==== SUPPLIED MATERIAL ====
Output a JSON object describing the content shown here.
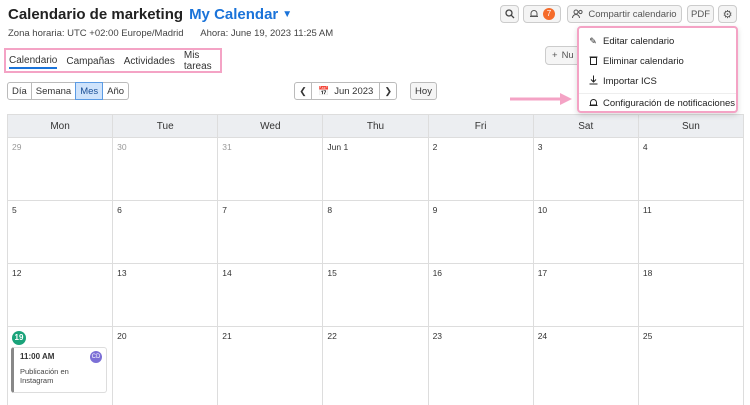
{
  "header": {
    "app_title": "Calendario de marketing",
    "calendar_name": "My Calendar",
    "timezone": "Zona horaria: UTC +02:00 Europe/Madrid",
    "now": "Ahora: June 19, 2023 11:25 AM"
  },
  "toolbar": {
    "notifications_count": "7",
    "share_label": "Compartir calendario",
    "pdf_label": "PDF",
    "new_label": "Nu"
  },
  "tabs": [
    "Calendario",
    "Campañas",
    "Actividades",
    "Mis tareas"
  ],
  "views": [
    "Día",
    "Semana",
    "Mes",
    "Año"
  ],
  "date_nav": {
    "current": "Jun 2023",
    "today_label": "Hoy"
  },
  "menu": [
    {
      "label": "Editar calendario"
    },
    {
      "label": "Eliminar calendario"
    },
    {
      "label": "Importar ICS"
    },
    {
      "label": "Configuración de notificaciones"
    }
  ],
  "weekdays": [
    "Mon",
    "Tue",
    "Wed",
    "Thu",
    "Fri",
    "Sat",
    "Sun"
  ],
  "weeks": [
    [
      "29",
      "30",
      "31",
      "Jun 1",
      "2",
      "3",
      "4"
    ],
    [
      "5",
      "6",
      "7",
      "8",
      "9",
      "10",
      "11"
    ],
    [
      "12",
      "13",
      "14",
      "15",
      "16",
      "17",
      "18"
    ],
    [
      "19",
      "20",
      "21",
      "22",
      "23",
      "24",
      "25"
    ]
  ],
  "event": {
    "time": "11:00 AM",
    "avatar": "CD",
    "title": "Publicación en Instagram"
  },
  "colors": {
    "accent": "#1a73d9",
    "highlight": "#f4a3c5",
    "today": "#1aa37a",
    "badge": "#f56b2a"
  }
}
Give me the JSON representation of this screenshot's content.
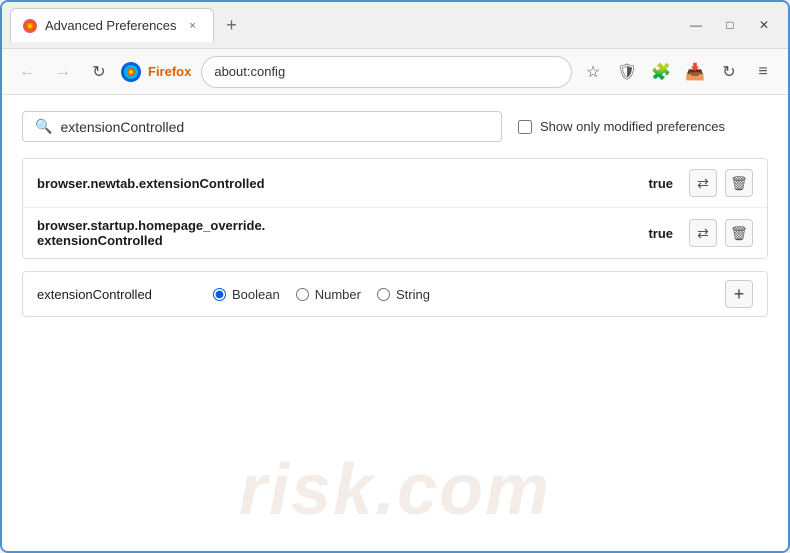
{
  "window": {
    "title": "Advanced Preferences",
    "tab_close": "×",
    "new_tab": "+",
    "minimize": "—",
    "maximize": "□",
    "close": "✕"
  },
  "navbar": {
    "back_title": "Back",
    "forward_title": "Forward",
    "reload_title": "Reload",
    "firefox_label": "Firefox",
    "url": "about:config",
    "bookmark_icon": "☆",
    "shield_icon": "🛡",
    "extension_icon": "🧩",
    "download_icon": "⬇",
    "sync_icon": "↻",
    "menu_icon": "≡"
  },
  "search": {
    "value": "extensionControlled",
    "placeholder": "Search preference name",
    "show_modified_label": "Show only modified preferences"
  },
  "results": [
    {
      "name": "browser.newtab.extensionControlled",
      "value": "true"
    },
    {
      "name": "browser.startup.homepage_override.\nextensionControlled",
      "name_line1": "browser.startup.homepage_override.",
      "name_line2": "extensionControlled",
      "value": "true",
      "multiline": true
    }
  ],
  "new_pref": {
    "name": "extensionControlled",
    "types": [
      "Boolean",
      "Number",
      "String"
    ],
    "selected_type": "Boolean",
    "add_label": "+"
  },
  "watermark": {
    "text": "risk.com"
  }
}
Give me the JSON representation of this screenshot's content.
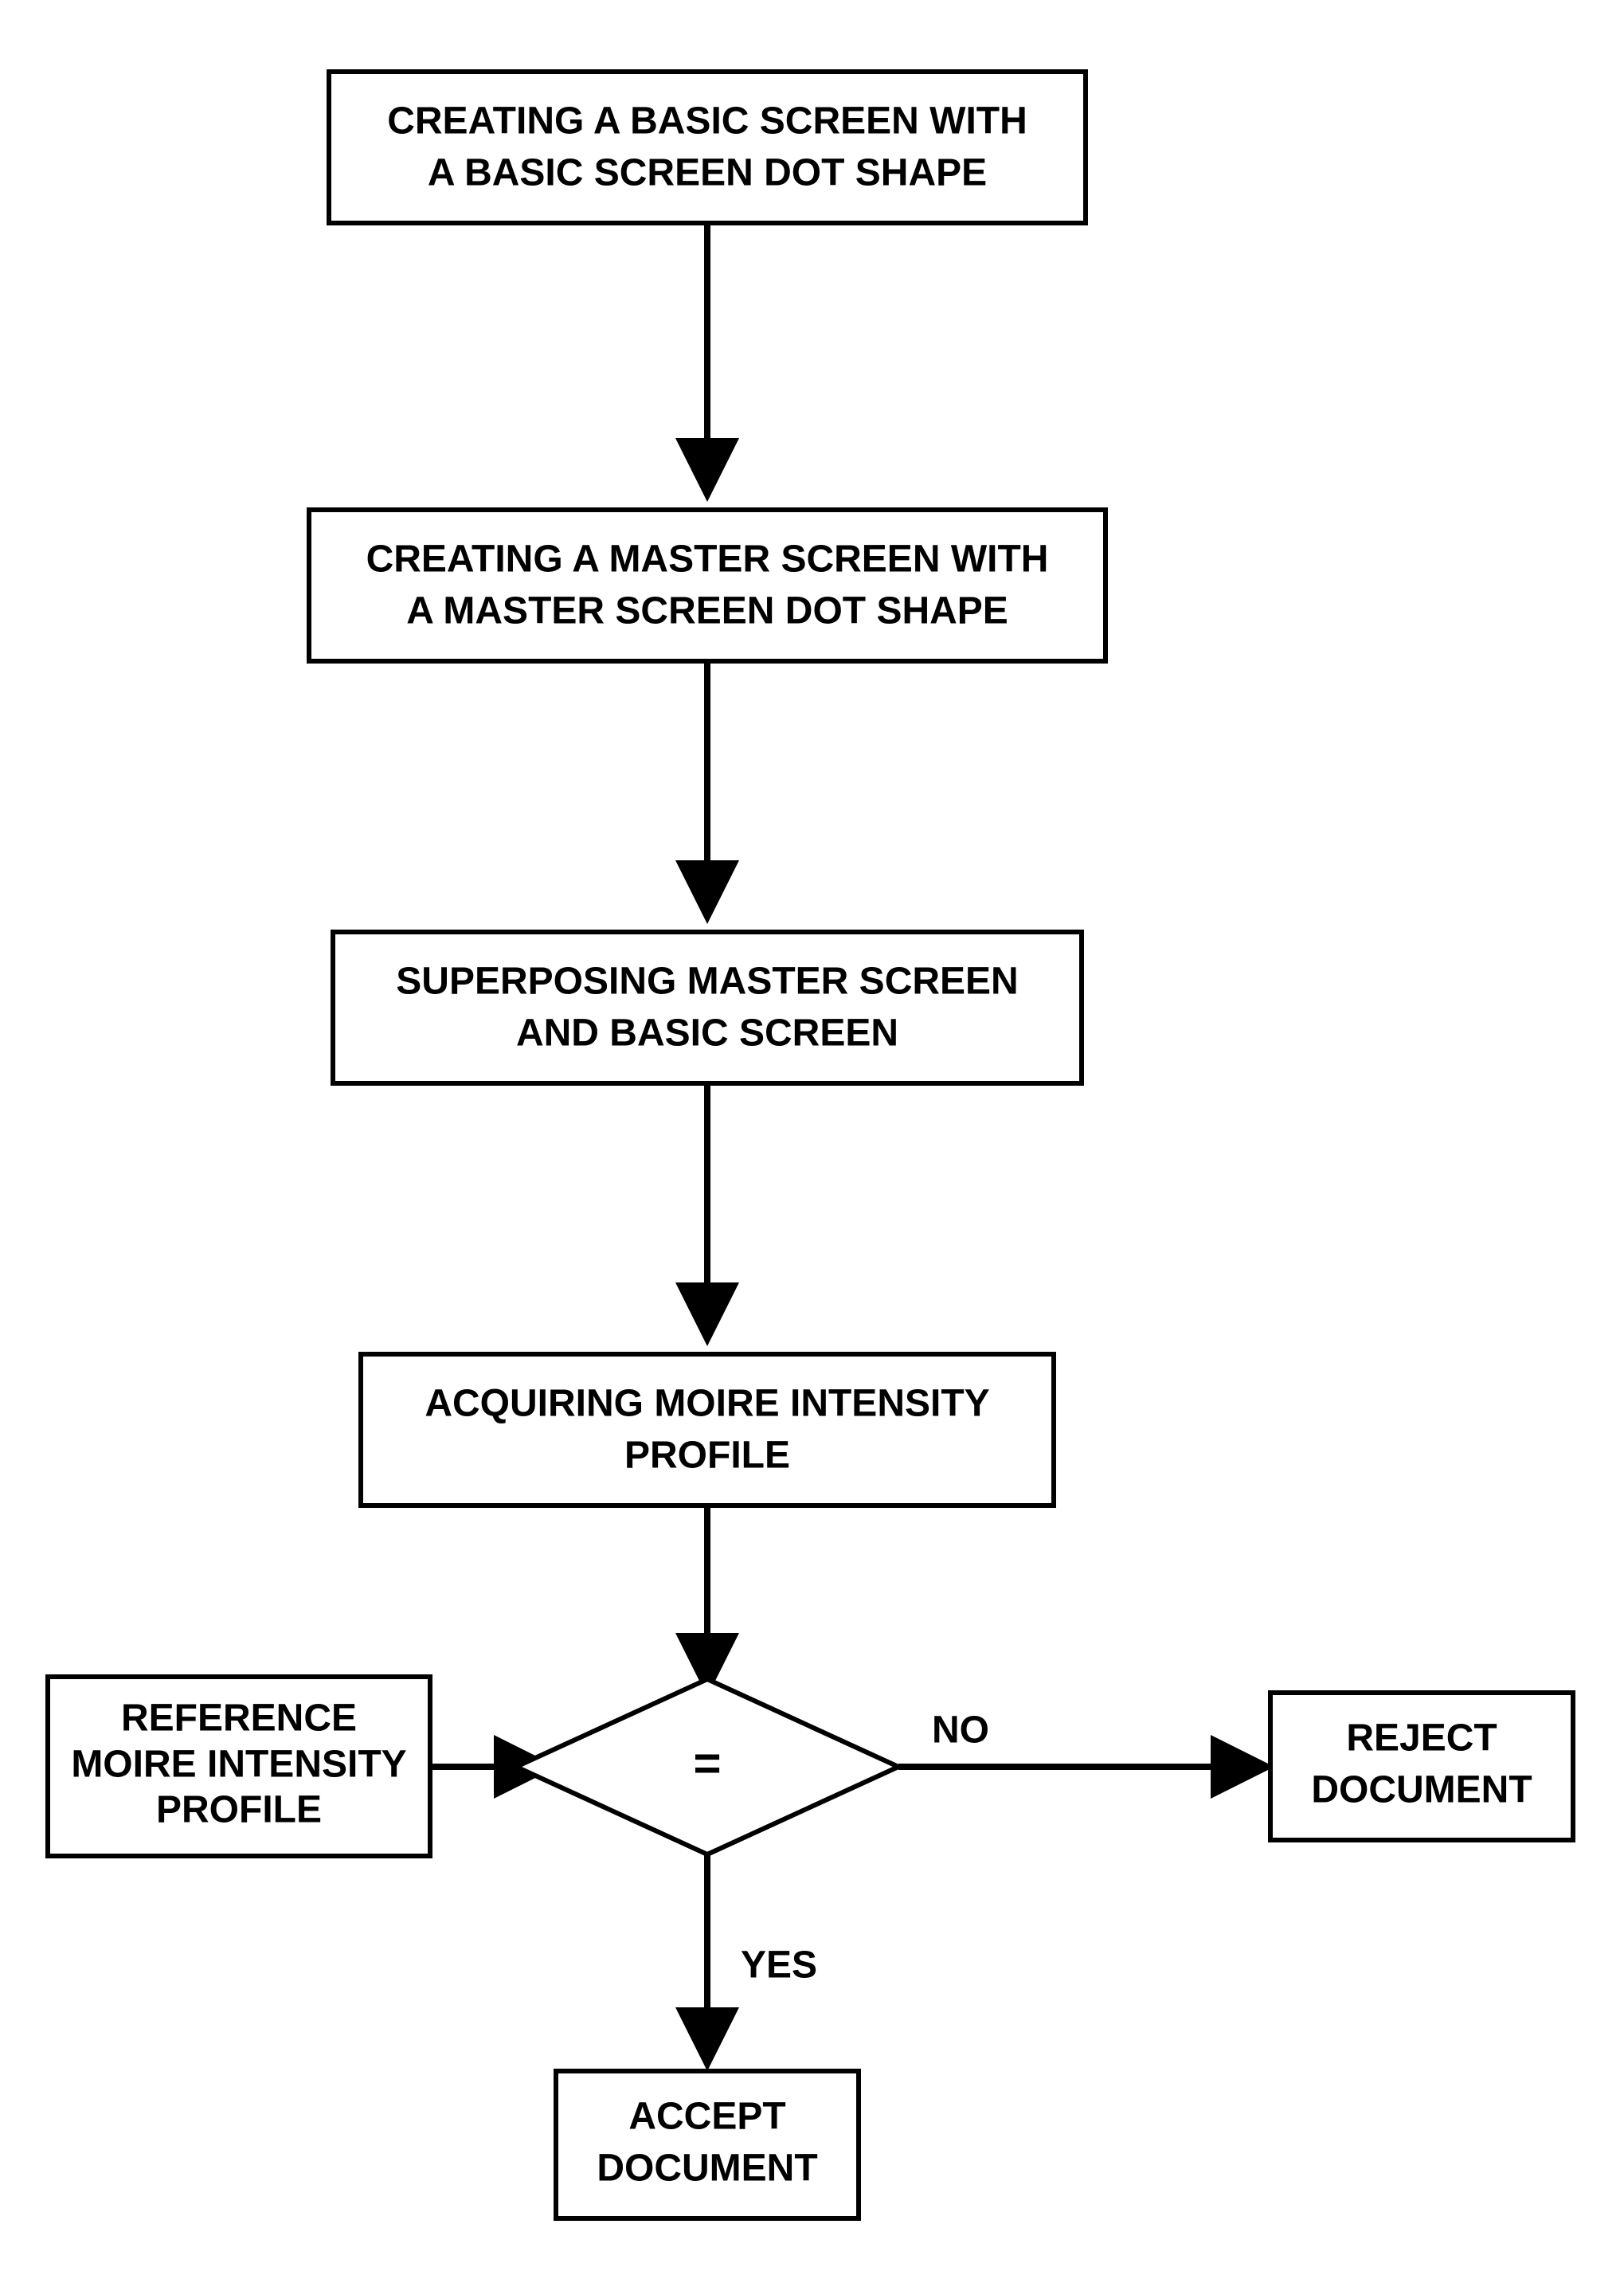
{
  "flowchart": {
    "nodes": {
      "step1": {
        "line1": "CREATING A BASIC SCREEN WITH",
        "line2": "A BASIC SCREEN DOT SHAPE"
      },
      "step2": {
        "line1": "CREATING A MASTER SCREEN WITH",
        "line2": "A MASTER SCREEN DOT SHAPE"
      },
      "step3": {
        "line1": "SUPERPOSING MASTER SCREEN",
        "line2": "AND BASIC SCREEN"
      },
      "step4": {
        "line1": "ACQUIRING MOIRE INTENSITY",
        "line2": "PROFILE"
      },
      "ref": {
        "line1": "REFERENCE",
        "line2": "MOIRE INTENSITY",
        "line3": "PROFILE"
      },
      "decision": {
        "symbol": "="
      },
      "reject": {
        "line1": "REJECT",
        "line2": "DOCUMENT"
      },
      "accept": {
        "line1": "ACCEPT",
        "line2": "DOCUMENT"
      }
    },
    "edgeLabels": {
      "no": "NO",
      "yes": "YES"
    }
  }
}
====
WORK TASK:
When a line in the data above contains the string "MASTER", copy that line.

RESULT OF THE EXERCISE:
        "line1": "CREATING A MASTER SCREEN WITH",
        "line2": "A MASTER SCREEN DOT SHAPE"
        "line1": "SUPERPOSING MASTER SCREEN",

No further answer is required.